After developing a coherent Logic Model, the third step in the evaluation process is to identify the component that needs to be evaluated. Do you want to evaluate the inputs (input evaluation), the activities (process evaluation), the outputs (output evaluation), the outcomes (outcome evaluation), or the impact (impact evaluation)? This step is very important in evaluation as it assists the evaluator in developing more targeted evaluation questions that are highly relevant to the aspect(s) being evaluated. If one wants to evaluate the inputs of a programme, for instance, he or she needs to develop evaluation questions that address only the input indicators outlined in the Logic Model. It is only when one starts to evaluate the upper level components of the Logic Model (i.e. activities>outputs>outcomes>impact) that the evaluation questions begin to increase. This is because one needs to include evaluation questions from the lower level component(s) when evaluating the upper level component(s). In other words, an evaluator may not conduct an evaluation of the upper level component independent of the evaluation of the lower level component(s), as effective evaluation of an upper level component requires an appreciation of the lower level component.
Using the example of an outcome indicator provided earlier (‘percentage of population living below poverty line’), a relevant evaluation question could be, ‘What is your average monthly household income’? A far more targeted question, right? One is far more likely to develop more accurately targeted evaluation questions if he or she uses indicators (outlined in a Logic Model) as guidelines. And regardless of the number of evaluation questions that one ends up developing (which is likely to be quite a number for upper level components of the Logic Model), the chances are that all these questions will speak directly to the purpose of the evaluation at hand, making it easy for one to analyse all the generated data and to write a coherent evaluation report.

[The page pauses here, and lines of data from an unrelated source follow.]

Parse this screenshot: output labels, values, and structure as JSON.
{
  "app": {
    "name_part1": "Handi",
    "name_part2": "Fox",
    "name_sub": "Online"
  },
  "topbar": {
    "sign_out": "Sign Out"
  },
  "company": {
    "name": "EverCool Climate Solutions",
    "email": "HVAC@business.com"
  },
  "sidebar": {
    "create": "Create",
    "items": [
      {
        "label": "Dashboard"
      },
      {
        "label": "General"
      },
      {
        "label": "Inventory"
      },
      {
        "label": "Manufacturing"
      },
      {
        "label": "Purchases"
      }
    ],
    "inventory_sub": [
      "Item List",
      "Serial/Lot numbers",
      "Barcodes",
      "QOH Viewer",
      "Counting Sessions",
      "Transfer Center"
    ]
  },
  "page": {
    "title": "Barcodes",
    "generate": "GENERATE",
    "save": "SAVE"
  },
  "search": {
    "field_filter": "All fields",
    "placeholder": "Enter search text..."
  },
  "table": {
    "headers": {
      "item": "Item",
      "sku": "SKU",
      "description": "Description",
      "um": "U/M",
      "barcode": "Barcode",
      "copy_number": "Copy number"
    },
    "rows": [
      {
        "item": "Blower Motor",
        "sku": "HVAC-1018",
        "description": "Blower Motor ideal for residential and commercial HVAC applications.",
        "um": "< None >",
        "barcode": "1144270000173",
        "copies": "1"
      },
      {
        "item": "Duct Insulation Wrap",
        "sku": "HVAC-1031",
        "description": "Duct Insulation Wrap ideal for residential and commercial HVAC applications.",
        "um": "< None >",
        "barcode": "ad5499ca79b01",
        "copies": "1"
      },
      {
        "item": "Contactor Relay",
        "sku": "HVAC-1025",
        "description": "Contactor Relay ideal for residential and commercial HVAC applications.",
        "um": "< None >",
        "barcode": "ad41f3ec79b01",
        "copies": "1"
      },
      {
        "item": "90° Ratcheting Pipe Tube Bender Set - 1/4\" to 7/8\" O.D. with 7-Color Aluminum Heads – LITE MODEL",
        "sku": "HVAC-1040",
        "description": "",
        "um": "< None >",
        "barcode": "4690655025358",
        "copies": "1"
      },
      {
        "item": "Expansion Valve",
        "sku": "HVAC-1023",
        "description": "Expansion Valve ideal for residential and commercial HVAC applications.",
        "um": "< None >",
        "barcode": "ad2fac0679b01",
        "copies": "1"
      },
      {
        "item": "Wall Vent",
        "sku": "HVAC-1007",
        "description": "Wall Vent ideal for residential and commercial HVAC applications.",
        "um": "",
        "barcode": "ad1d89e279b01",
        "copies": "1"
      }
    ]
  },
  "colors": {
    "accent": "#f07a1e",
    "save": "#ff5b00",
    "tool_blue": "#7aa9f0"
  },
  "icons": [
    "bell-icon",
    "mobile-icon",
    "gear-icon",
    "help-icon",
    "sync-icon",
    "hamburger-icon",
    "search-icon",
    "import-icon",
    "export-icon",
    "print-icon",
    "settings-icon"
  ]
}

The importance of using these two companions to analysing and reporting on data hit home for me that Friday night as I turned restlessly on my couch, my eyes glued to my old leaky fridge. Had I used a ToC and Logic Model, I would have avoided the mostly irrelevant evaluation questions that resulted in the generation of mostly irrelevant data. I learnt my lesson then and have since vowed to myself to always regard ToCs and Logic Models as an indispensable guide to better evaluation.
 Note that ToCs can be used at different levels, including worldview level, organisational level, policy domain or thematic level, and programme or project level (Hivos).